If a landowner along Casper Mountain’s popular Bridle Trail ever closes his property to hikers, the Natrona County Parks director thinks there is an easy fix.
Others aren’t so sure.
The issue, which was discussed at the parks board January meeting, centers on the Davis Way bypass.
That part of the trail runs through land owned by Howard Christman, who has expressed concern about a small number of people littering and generally being a nuisance near his house.
Christman recently retired, and in August he told the Natrona County Commission that he was spending more time at home and wanted the problem hikers dealt with.
“Ninety-eight percent of the people are great; I don’t have any problems with anyone. It’s that 2 percent that are causing serious, serious, problems,” Christman said at the time.
“They get confrontational about it,” he said. “I ask them just to stay on the road and … they said, ‘Well, I didn’t see any no trespassing signs.’ I said, ‘Well, you passed seven on the way up here.’ I just want them to stay on the road.”
While he said that there is no imminent threat of closure, Parks Director Matt Buhler said that if the trail was forced to go around Christman’s land, that would not be a problem.
“There’s another trail that goes basically directly south of there,” Buhler said. “That would be where that reroute would be.”
In an interview Tuesday, Christman said he hasn’t threatened to close the trail, but is frustrated at the slow pace of action.
“I’ve been very patient about it. I haven’t made any threats or anything.”
Buhler said the parks board discussed options for fixing up a secondary trail at its meeting last month but that the talks were speculative. Until snow clears in the spring, Buhler said, it is impossible to know how much work will need to be done.
For his part, Christman said county representatives told him multiple times in 2016 that the path would be rerouted away from his property.
“They made all these promises,” he said, but added that he has yet to see any action.
Friends of the Bridle Trail founder Neil Benton said the reroute is a non-starter.
Benton said that the southern trail was a “goat path” with too steep a grade to accommodate many Bridle Trail users, including young children, the elderly and horseback riders.
He said the alternative path had been built after a county assessment determined that a proper trail would cost hundreds of thousands of dollars.
“The whole side of the mountain there is sheer rock and you’d have to build walls and structures,” Benton said. “The engineers just said the cost would be astronomical.”
Benton was confident that a reroute would not be necessary.
He said his organization has worked with Christman and other landowners to improve signage along the trail and ensure that the 9 p.m. curfew is enforced.
Benton added that Christman might not have the right to close access to the Davis Way bypass even if he wanted to, due to what’s called an implied easement.
While landowners can explicitly grant easements — whereby people are allowed access to, or across, their land for specific purposes — that is not necessarily needed for third-party access.
There are several examples of where a property owner cannot block access to his or her land. For example, an easement can be “implied by necessity” if crossing private property is the only way to access a public road.
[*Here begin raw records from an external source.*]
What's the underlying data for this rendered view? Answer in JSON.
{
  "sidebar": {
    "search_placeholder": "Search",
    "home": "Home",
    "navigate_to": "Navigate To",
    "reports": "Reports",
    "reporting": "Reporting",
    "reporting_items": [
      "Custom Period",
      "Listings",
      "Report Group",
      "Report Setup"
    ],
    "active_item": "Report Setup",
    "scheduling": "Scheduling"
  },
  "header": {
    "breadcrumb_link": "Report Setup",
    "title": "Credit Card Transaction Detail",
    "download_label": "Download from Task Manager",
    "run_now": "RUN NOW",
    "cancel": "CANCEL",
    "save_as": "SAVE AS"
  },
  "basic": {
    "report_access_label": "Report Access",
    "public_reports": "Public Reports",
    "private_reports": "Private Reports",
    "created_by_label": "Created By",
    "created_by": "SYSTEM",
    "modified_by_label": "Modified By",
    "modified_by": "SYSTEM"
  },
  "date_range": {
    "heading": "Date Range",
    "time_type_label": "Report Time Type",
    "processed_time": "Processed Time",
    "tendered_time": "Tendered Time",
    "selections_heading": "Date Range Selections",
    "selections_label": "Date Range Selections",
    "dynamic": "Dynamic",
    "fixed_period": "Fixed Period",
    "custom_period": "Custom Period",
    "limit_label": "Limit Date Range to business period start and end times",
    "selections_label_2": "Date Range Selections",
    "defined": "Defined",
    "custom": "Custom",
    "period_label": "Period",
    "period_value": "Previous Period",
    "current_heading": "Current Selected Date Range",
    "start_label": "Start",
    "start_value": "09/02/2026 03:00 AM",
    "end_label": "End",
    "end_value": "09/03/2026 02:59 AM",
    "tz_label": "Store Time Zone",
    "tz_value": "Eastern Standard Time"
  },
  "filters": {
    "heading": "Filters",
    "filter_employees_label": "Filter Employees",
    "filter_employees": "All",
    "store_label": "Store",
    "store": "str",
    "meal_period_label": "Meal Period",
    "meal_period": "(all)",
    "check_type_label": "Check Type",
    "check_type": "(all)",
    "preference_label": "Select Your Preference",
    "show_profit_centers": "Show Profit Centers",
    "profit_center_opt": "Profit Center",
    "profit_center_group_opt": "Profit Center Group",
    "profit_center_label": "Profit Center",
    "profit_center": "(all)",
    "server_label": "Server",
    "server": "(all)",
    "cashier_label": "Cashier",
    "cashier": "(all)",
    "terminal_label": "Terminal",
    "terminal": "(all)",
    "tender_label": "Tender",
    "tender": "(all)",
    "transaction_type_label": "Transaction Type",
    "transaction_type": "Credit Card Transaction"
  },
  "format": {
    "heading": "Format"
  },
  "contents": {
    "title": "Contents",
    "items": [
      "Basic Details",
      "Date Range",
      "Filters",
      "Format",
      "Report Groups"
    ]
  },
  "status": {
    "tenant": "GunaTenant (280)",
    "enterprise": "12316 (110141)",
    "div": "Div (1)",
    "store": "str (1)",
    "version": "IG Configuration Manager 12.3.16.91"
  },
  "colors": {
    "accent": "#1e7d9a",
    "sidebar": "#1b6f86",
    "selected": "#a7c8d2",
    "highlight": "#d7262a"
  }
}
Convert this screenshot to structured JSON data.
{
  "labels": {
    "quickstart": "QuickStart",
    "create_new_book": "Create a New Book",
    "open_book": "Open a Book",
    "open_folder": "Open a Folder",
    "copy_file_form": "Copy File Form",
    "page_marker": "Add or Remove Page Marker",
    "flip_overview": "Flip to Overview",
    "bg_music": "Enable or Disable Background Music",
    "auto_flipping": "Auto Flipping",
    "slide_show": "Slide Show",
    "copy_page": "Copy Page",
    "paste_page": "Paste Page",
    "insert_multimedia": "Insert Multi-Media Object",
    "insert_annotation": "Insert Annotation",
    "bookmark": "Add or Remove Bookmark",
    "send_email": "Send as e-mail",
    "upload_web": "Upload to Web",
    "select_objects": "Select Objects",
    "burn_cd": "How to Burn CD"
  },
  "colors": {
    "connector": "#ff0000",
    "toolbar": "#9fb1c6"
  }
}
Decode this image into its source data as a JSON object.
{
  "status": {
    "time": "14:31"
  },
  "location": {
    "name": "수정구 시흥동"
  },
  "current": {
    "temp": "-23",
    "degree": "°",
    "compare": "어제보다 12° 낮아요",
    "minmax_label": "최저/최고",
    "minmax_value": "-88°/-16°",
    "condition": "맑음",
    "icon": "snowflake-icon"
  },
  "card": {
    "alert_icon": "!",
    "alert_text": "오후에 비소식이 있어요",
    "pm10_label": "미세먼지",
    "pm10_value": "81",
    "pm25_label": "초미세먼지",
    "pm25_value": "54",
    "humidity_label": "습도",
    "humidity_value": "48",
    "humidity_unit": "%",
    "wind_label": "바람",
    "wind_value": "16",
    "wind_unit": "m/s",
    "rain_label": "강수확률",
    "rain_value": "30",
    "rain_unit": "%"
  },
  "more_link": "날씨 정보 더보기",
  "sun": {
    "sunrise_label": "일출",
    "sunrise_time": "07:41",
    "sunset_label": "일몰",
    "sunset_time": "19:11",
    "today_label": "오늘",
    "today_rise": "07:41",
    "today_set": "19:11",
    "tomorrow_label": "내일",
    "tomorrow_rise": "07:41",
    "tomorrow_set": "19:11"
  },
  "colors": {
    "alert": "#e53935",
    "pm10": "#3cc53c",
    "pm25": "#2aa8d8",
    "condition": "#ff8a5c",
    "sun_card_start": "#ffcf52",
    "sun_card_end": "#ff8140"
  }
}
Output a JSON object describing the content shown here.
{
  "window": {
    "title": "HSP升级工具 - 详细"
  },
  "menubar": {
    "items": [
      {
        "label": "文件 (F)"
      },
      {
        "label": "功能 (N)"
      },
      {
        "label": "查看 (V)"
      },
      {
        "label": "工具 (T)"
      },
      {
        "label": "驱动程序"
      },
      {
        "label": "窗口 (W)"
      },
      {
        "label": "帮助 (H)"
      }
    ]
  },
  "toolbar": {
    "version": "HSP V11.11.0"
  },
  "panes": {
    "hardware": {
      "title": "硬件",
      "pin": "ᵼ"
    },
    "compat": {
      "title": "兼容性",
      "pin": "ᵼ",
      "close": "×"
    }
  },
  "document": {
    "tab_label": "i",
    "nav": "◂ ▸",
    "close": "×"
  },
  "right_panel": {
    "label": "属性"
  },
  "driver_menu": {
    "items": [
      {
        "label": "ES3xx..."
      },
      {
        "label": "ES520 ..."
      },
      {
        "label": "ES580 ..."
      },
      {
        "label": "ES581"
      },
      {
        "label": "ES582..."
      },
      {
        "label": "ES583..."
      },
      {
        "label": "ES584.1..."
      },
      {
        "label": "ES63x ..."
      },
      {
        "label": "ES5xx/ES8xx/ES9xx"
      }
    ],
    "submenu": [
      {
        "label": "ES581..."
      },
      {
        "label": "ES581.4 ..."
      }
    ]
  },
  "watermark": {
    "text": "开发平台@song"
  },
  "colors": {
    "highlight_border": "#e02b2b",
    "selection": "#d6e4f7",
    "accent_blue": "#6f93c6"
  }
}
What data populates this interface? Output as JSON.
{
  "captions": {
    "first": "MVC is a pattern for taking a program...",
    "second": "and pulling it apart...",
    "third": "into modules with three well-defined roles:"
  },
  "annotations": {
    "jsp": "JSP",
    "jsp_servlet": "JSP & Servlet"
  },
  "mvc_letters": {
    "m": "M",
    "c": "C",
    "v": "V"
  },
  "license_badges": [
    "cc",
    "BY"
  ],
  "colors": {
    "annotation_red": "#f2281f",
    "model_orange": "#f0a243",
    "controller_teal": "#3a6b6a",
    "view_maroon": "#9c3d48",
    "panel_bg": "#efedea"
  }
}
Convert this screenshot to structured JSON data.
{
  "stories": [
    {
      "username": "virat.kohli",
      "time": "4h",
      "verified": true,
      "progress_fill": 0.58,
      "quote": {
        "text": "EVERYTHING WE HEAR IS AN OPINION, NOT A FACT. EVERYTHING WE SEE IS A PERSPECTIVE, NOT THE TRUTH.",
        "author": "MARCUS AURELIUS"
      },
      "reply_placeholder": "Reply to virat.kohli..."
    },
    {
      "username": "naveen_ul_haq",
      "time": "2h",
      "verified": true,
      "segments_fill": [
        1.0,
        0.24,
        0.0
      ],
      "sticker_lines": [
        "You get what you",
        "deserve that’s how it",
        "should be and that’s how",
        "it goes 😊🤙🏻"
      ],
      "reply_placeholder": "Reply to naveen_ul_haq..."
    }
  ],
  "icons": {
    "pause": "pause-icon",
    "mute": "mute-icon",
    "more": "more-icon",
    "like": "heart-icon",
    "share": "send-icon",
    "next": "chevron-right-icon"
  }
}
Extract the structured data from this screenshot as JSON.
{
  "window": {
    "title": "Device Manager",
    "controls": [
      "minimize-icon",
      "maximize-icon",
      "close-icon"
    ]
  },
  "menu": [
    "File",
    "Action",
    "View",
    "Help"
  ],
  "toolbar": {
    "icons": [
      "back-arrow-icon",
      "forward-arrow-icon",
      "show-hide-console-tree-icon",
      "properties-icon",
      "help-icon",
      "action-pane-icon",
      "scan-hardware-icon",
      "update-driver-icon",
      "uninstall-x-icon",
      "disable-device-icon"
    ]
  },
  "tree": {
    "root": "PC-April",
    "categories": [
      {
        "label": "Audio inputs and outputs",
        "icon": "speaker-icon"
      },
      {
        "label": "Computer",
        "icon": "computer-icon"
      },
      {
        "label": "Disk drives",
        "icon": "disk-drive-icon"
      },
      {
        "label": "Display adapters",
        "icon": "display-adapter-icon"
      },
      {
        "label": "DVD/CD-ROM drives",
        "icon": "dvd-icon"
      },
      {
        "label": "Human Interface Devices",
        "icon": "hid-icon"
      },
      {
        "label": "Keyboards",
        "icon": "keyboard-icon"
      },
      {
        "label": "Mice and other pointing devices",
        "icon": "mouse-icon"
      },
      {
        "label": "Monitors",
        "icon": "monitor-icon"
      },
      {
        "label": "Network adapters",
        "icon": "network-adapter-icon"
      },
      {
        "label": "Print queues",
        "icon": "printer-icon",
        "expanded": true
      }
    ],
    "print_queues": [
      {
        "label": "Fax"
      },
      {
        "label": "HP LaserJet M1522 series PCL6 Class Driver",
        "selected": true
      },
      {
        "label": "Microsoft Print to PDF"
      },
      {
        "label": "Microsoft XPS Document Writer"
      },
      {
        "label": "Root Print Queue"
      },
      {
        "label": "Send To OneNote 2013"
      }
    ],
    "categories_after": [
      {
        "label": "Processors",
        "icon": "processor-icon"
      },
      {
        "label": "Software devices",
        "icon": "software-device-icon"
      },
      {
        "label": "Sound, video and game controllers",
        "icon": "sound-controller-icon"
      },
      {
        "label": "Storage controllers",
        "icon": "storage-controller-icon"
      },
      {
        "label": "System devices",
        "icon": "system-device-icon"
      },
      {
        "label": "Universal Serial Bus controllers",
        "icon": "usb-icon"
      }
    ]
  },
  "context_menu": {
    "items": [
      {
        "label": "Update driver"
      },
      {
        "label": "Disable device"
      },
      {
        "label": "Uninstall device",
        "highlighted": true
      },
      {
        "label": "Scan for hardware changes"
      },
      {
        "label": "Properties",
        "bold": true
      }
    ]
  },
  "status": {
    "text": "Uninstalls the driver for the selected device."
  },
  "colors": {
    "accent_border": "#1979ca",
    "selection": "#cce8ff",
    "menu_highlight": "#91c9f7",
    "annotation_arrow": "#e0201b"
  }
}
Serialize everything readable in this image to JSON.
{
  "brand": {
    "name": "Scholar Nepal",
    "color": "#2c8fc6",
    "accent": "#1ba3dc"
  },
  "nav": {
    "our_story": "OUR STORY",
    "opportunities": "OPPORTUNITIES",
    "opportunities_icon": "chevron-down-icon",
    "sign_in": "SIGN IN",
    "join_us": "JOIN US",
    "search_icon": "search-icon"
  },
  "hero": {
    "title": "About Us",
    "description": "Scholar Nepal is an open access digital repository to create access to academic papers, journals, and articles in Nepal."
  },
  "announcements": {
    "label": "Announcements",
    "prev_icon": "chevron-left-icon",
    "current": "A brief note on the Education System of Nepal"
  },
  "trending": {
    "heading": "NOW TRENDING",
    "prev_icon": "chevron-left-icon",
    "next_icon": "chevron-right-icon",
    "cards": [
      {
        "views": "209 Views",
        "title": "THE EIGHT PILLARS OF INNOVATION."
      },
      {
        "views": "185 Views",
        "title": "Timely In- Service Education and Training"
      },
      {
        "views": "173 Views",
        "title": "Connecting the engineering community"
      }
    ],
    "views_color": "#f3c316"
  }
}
An easement can also exist where land has been used for a specific purpose for many years prior to an individual acquiring the property.
“There are some legal arguments that the trail belongs to the people of Wyoming, Natrona County and Casper,” Benton said.
But Buhler said the discussions among members of the parks board were only preemptive and there is no reason for users to expect immediate changes.
“It’s still kind of as-is for now,” Buhler said. “Nothing has been determined one way or another.”